The trek into the woods is short and mild...sometimes it is a very popular location...but that day we had it mainly to ourselves!
From the Smokey Mountains and Ashville, take the Blue Ridge Parkway from North Carolina into Virginia.
The Blue Ridge Parkway is 469 miles of two lane scenic highway which extends over the crest of the Blue Ridge Mountains. It has to be among the most scenic highways in America. Along the parkway, there are several interesting places to view restored villages, go hiking, or visit local shops and wineries. If time does not permit the leisurly drive on the entire parkway, this road runs parallel to Interstate 81, so that is an option.
The Blue Ridge Parkway runs through the state and leads to Shenandoah National Park in Virginia. Driving the entire Parkway would take days as it is 360 miles long, has a speed limit of 35 mph max and more places to stop and hike or just gape at the view than one could imagine. But driving at least a portion of this famous road is a treat, even on a cloudy summers day when fog and haze mysteriously cover portions of the mountains rising in the distance.
Looking at the virtual tours available for the Blue Ridge National Parkway, I'm pretty sure that I have identified the location of this picture as the Craggy Gardens Visitor's Center which is near the Craggy Dome Overlook . You can tell that this picture was taken in 1959 - that is not an antique or vintage car in the parking lot - it was new when the picture was taken.
Not only is the background and the architecture of the building about the same as in the virtual tour, but both my picture and the current picture both have a sign out front which mentions a wayside museum.
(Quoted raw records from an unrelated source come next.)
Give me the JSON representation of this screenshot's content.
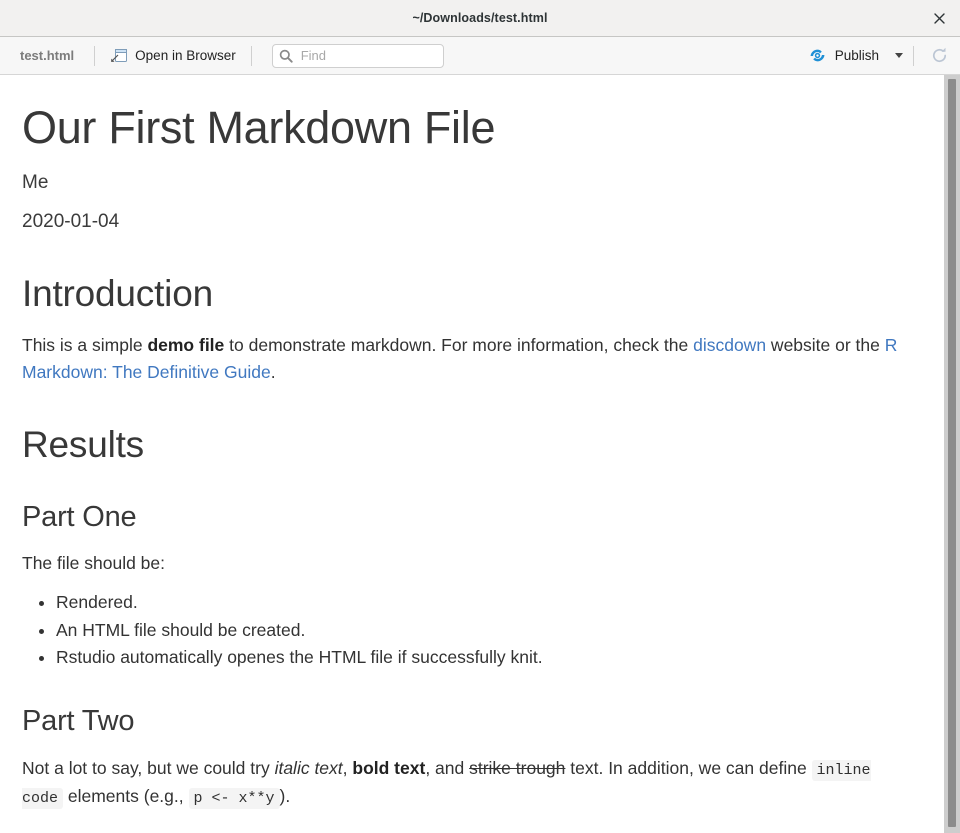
{
  "window": {
    "title": "~/Downloads/test.html",
    "close_label": "×"
  },
  "toolbar": {
    "filename": "test.html",
    "open_in_browser_label": "Open in Browser",
    "open_in_browser_icon": "external-window-icon",
    "find_placeholder": "Find",
    "find_value": "",
    "search_icon": "search-icon",
    "publish_label": "Publish",
    "publish_icon": "publish-icon",
    "publish_caret_icon": "chevron-down-icon",
    "refresh_icon": "refresh-icon"
  },
  "document": {
    "title": "Our First Markdown File",
    "author": "Me",
    "date": "2020-01-04",
    "sections": {
      "introduction": {
        "heading": "Introduction",
        "paragraph": {
          "p1": "This is a simple ",
          "bold1": "demo file",
          "p2": " to demonstrate markdown. For more information, check the ",
          "link1": "discdown",
          "p3": " website or the ",
          "link2": "R Markdown: The Definitive Guide",
          "p4": "."
        }
      },
      "results": {
        "heading": "Results",
        "part_one": {
          "heading": "Part One",
          "intro": "The file should be:",
          "items": [
            "Rendered.",
            "An HTML file should be created.",
            "Rstudio automatically openes the HTML file if successfully knit."
          ]
        },
        "part_two": {
          "heading": "Part Two",
          "paragraph": {
            "p1": "Not a lot to say, but we could try ",
            "italic1": "italic text",
            "p2": ", ",
            "bold1": "bold text",
            "p3": ", and ",
            "strike1": "strike trough",
            "p4": " text. In addition, we can define ",
            "code1": "inline code",
            "p5": " elements (e.g., ",
            "code2": "p <- x**y",
            "p6": ")."
          }
        }
      }
    }
  },
  "colors": {
    "link": "#4078c0",
    "publish_blue": "#1f90d6",
    "titlebar_bg": "#f2f1f0",
    "toolbar_bg": "#f7f7f7",
    "scrollbar_track": "#cdcdcd",
    "scrollbar_thumb": "#8c8c8c",
    "code_bg": "#f4f4f4"
  }
}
June and July are the months to visit for the Catawba rhododendron and other late-blooming wildflowers. That's when we were there, but I don't have any pictures of the flowers. Because of the elevation, bloom is much later here, so you can see the violets, blackberry, Mayapple and Turkscap lily even in June.
There are two trails from here - the Craggy Gardens Trail (first portion is self-guiding nature trail) which is 0.84 miles of moderate difficulty and the Craggy Pinnacle Trail (to panoramic view) 0.73 miles also of moderate difficulty.
This heath bald is only one of many throughout the Southern Appalachian Mountains; the name refers to the bald appearance of the mountaintop, which is in reality covered with grasses or mountain shrubbery instead of trees so it appears at a lighter color from a distance.
When Bob and I were first married (in 1959) we drove down to his first duty station via the Blue Ridge Parkway. This is one of the slides I took, which I had digitized.
I found it hard to get pictures that were different enough from each other to be worth the film - such endless vistas of blue mountains and valleys.
Since then we've been on the coast or the beach on a sailboat, so we have not really been back except when the parkway was closed for the winter.
This is an excellent road for sightseeing. It stretches all of the way from the Great Smoky Mountains National Park in North Carolina all of the way to Shenandoah National Park in northern Virginia. It has a speed limit of 35 miles per hour and does not carry commercial traffic. The road travels on a ridge for most of its length. This allows for some rewarding views, which are accessible at numerous pullouts and information areas. There is potential for hiking and camping in many places. Please see my travelogue for a little more detail about the southern portion of the road.
The Blue Ridge Parkway is a road designed for leisure travel along the ridge of the Apalachian Mountains. The Parkway starts at the Shenadoa NP in Virginia and ends after 469 miles at the Smoky Mountains NP. 240 miles of it are located in North Carolina.
Along the way there are great views and some historic sites.
Some pictures in our travelogue.